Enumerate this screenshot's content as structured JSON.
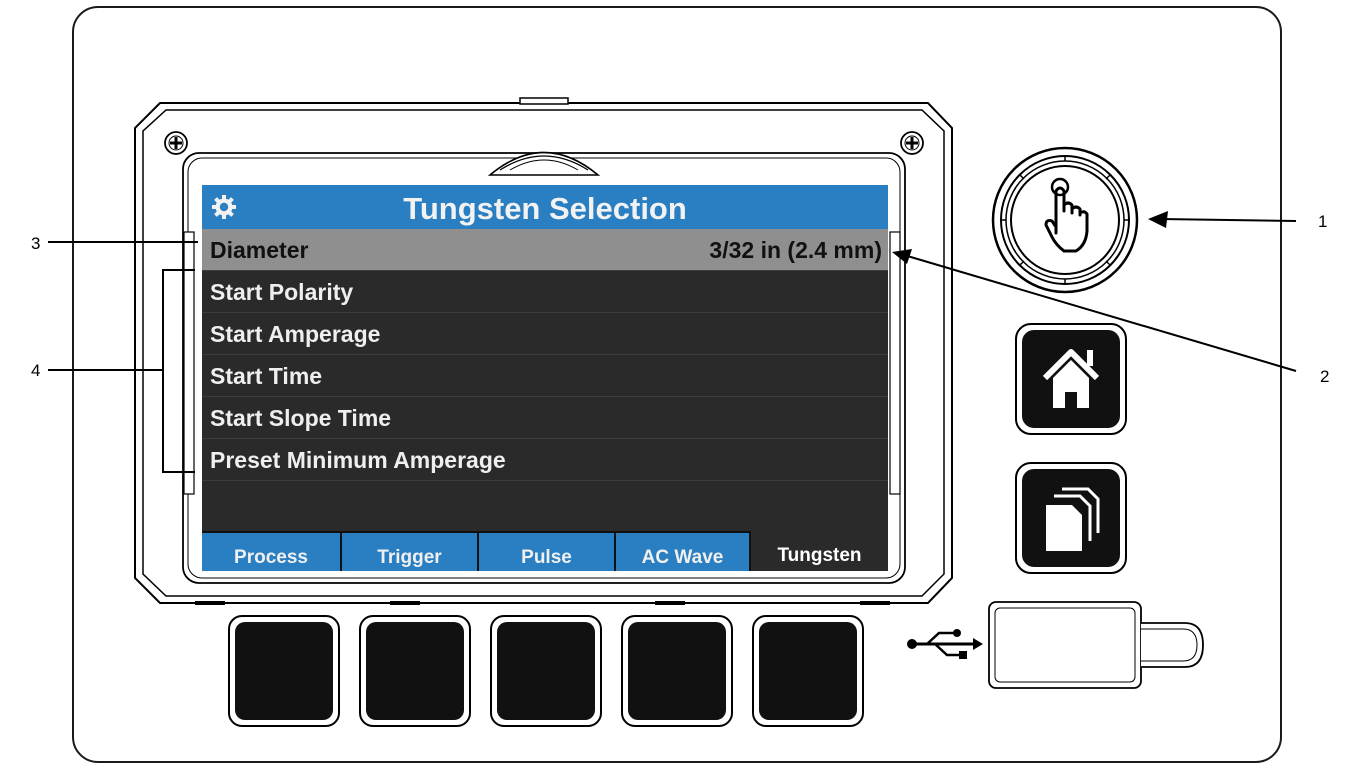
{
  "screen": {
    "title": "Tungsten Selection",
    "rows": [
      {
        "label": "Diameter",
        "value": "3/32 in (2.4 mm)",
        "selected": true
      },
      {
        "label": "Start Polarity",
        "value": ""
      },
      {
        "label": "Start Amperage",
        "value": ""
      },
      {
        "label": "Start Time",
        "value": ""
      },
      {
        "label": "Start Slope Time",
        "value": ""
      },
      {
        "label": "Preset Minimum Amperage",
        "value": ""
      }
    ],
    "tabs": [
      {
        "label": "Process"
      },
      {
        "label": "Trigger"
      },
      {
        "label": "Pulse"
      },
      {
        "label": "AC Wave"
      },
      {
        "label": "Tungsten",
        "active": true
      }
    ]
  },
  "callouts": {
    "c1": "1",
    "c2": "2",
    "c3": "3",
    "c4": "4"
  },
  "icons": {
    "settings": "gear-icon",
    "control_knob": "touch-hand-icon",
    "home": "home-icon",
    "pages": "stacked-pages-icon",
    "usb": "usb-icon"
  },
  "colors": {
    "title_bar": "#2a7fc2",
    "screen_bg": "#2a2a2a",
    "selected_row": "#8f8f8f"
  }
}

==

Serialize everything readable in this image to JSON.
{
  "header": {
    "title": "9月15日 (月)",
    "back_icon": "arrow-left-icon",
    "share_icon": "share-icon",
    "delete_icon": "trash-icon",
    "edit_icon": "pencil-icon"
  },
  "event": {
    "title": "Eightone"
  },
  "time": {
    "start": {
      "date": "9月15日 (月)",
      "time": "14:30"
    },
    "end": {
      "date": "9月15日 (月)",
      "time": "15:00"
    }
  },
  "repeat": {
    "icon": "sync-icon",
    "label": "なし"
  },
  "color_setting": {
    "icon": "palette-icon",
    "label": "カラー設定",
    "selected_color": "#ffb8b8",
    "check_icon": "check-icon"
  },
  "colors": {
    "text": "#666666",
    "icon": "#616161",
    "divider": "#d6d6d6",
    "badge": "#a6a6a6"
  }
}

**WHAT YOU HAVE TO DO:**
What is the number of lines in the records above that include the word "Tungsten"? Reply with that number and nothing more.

**SOLUTION TO THIS TASK:**
2